Set down every record below exactly as it stands, minus the pictures.
========================================
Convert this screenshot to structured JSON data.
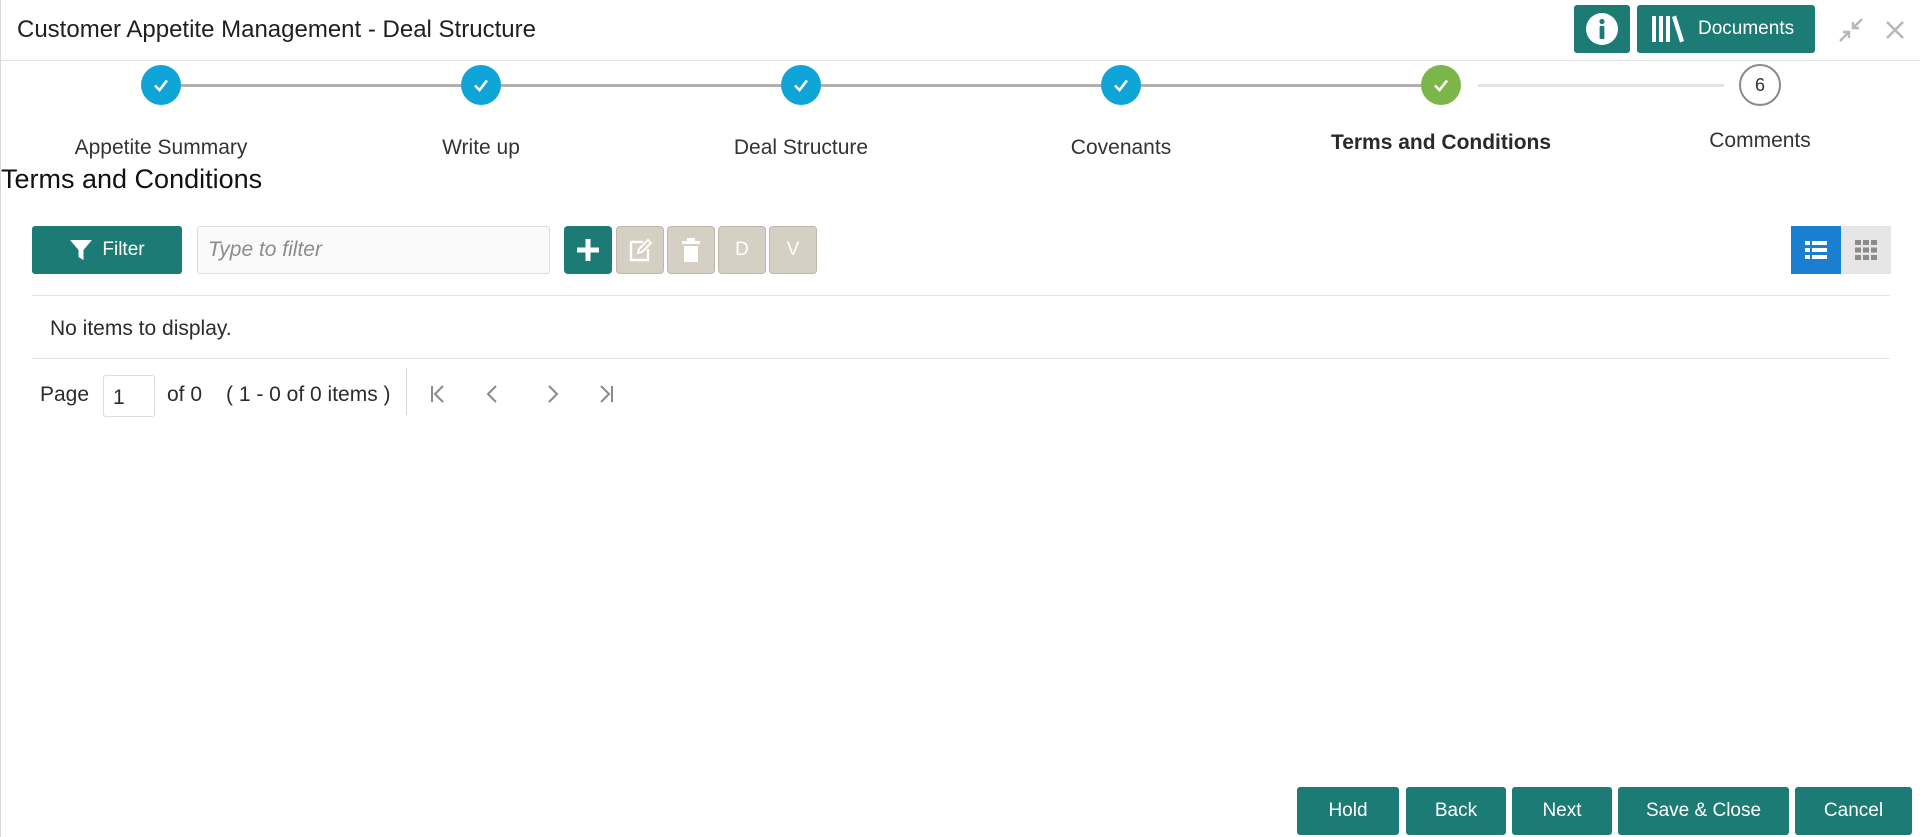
{
  "header": {
    "title": "Customer Appetite Management - Deal Structure",
    "documents_label": "Documents",
    "icons": [
      "info-icon",
      "documents-icon",
      "minimize-icon",
      "close-icon"
    ]
  },
  "stepper": {
    "steps": [
      {
        "label": "Appetite Summary",
        "state": "done"
      },
      {
        "label": "Write up",
        "state": "done"
      },
      {
        "label": "Deal Structure",
        "state": "done"
      },
      {
        "label": "Covenants",
        "state": "done"
      },
      {
        "label": "Terms and Conditions",
        "state": "current"
      },
      {
        "label": "Comments",
        "state": "pending",
        "number": "6"
      }
    ]
  },
  "section": {
    "title": "Terms and Conditions"
  },
  "toolbar": {
    "filter_label": "Filter",
    "filter_placeholder": "Type to filter",
    "d_label": "D",
    "v_label": "V"
  },
  "grid": {
    "empty_message": "No items to display."
  },
  "pager": {
    "page_label": "Page",
    "page_value": "1",
    "of_label": "of 0",
    "items_label": "( 1 - 0 of 0 items )"
  },
  "footer": {
    "hold": "Hold",
    "back": "Back",
    "next": "Next",
    "save_close": "Save & Close",
    "cancel": "Cancel"
  },
  "colors": {
    "primary": "#1c7b74",
    "step_done": "#0ea4d8",
    "step_current": "#7ab648",
    "disabled": "#d6cfc3",
    "view_active": "#1a7fd1"
  }
}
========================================
### SOLUTION:
Convert this screenshot to structured JSON data.
{
  "header": {
    "title": "Customer Appetite Management - Deal Structure",
    "documents_label": "Documents",
    "icons": [
      "info-icon",
      "documents-icon",
      "minimize-icon",
      "close-icon"
    ]
  },
  "stepper": {
    "steps": [
      {
        "label": "Appetite Summary",
        "state": "done"
      },
      {
        "label": "Write up",
        "state": "done"
      },
      {
        "label": "Deal Structure",
        "state": "done"
      },
      {
        "label": "Covenants",
        "state": "done"
      },
      {
        "label": "Terms and Conditions",
        "state": "current"
      },
      {
        "label": "Comments",
        "state": "pending",
        "number": "6"
      }
    ]
  },
  "section": {
    "title": "Terms and Conditions"
  },
  "toolbar": {
    "filter_label": "Filter",
    "filter_placeholder": "Type to filter",
    "d_label": "D",
    "v_label": "V"
  },
  "grid": {
    "empty_message": "No items to display."
  },
  "pager": {
    "page_label": "Page",
    "page_value": "1",
    "of_label": "of 0",
    "items_label": "( 1 - 0 of 0 items )"
  },
  "footer": {
    "hold": "Hold",
    "back": "Back",
    "next": "Next",
    "save_close": "Save & Close",
    "cancel": "Cancel"
  },
  "colors": {
    "primary": "#1c7b74",
    "step_done": "#0ea4d8",
    "step_current": "#7ab648",
    "disabled": "#d6cfc3",
    "view_active": "#1a7fd1"
  }
}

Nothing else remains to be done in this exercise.